Task brief:
I need the entries printed again word for word, without the images.

[[ Input for this task, beginning ]]

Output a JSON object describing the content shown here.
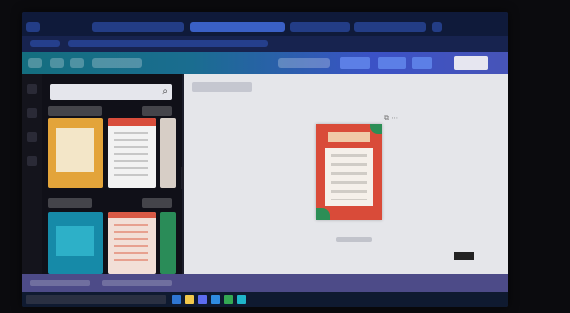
{
  "taskbar": {
    "search_placeholder": "",
    "app_icons": [
      "edge-icon",
      "file-explorer-icon",
      "store-icon",
      "mail-icon",
      "chrome-icon",
      "canva-icon"
    ],
    "app_icon_colors": [
      "#2f76d2",
      "#f2c84b",
      "#5c6cf0",
      "#2f8be0",
      "#34a853",
      "#1fb5c9"
    ]
  },
  "search": {
    "placeholder": "",
    "icon": "search-icon"
  },
  "colors": {
    "tab_bar": "#0f1a3a",
    "app_bar_start": "#146e7f",
    "app_bar_end": "#4754b8",
    "canvas_background": "#e5e6ea",
    "poster_red": "#d94b39",
    "footer_bar": "#4d4b88",
    "panel_background": "#101018"
  }
}
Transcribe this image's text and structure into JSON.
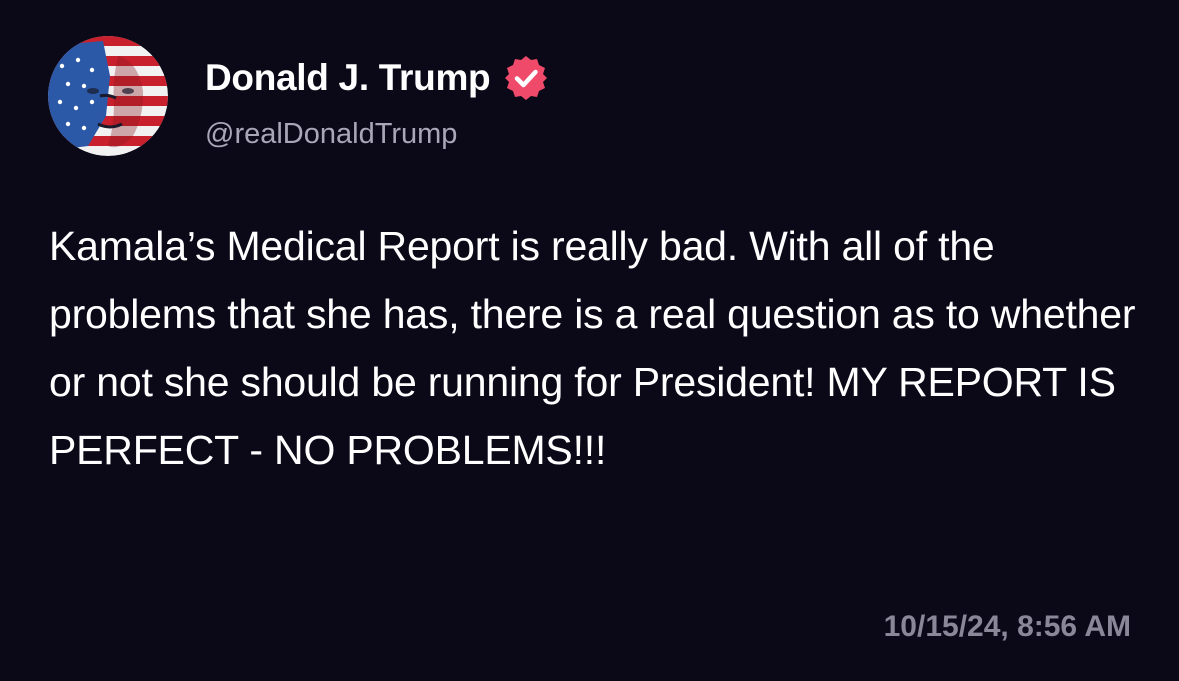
{
  "author": {
    "name": "Donald J. Trump",
    "handle": "@realDonaldTrump",
    "verified_badge_icon": "verified-check-icon",
    "verified_color": "#f04a6b"
  },
  "post": {
    "text": "Kamala’s Medical Report is really bad. With all of the problems that she has, there is a real question as to whether or not she should be running for President! MY REPORT IS PERFECT - NO PROBLEMS!!!",
    "timestamp": "10/15/24, 8:56 AM"
  },
  "colors": {
    "background": "#0b0918",
    "handle": "#a9a6b8",
    "timestamp": "#8a8799"
  }
}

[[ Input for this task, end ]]

Solution to this task:
Output a JSON object describing the content shown here.
{
  "taskbar": {
    "search_placeholder": "",
    "app_icons": [
      "edge-icon",
      "file-explorer-icon",
      "store-icon",
      "mail-icon",
      "chrome-icon",
      "canva-icon"
    ],
    "app_icon_colors": [
      "#2f76d2",
      "#f2c84b",
      "#5c6cf0",
      "#2f8be0",
      "#34a853",
      "#1fb5c9"
    ]
  },
  "search": {
    "placeholder": "",
    "icon": "search-icon"
  },
  "colors": {
    "tab_bar": "#0f1a3a",
    "app_bar_start": "#146e7f",
    "app_bar_end": "#4754b8",
    "canvas_background": "#e5e6ea",
    "poster_red": "#d94b39",
    "footer_bar": "#4d4b88",
    "panel_background": "#101018"
  }
}
Transcribe this image's text and structure into JSON.
{
  "author": {
    "name": "Donald J. Trump",
    "handle": "@realDonaldTrump",
    "verified_badge_icon": "verified-check-icon",
    "verified_color": "#f04a6b"
  },
  "post": {
    "text": "Kamala’s Medical Report is really bad. With all of the problems that she has, there is a real question as to whether or not she should be running for President! MY REPORT IS PERFECT - NO PROBLEMS!!!",
    "timestamp": "10/15/24, 8:56 AM"
  },
  "colors": {
    "background": "#0b0918",
    "handle": "#a9a6b8",
    "timestamp": "#8a8799"
  }
}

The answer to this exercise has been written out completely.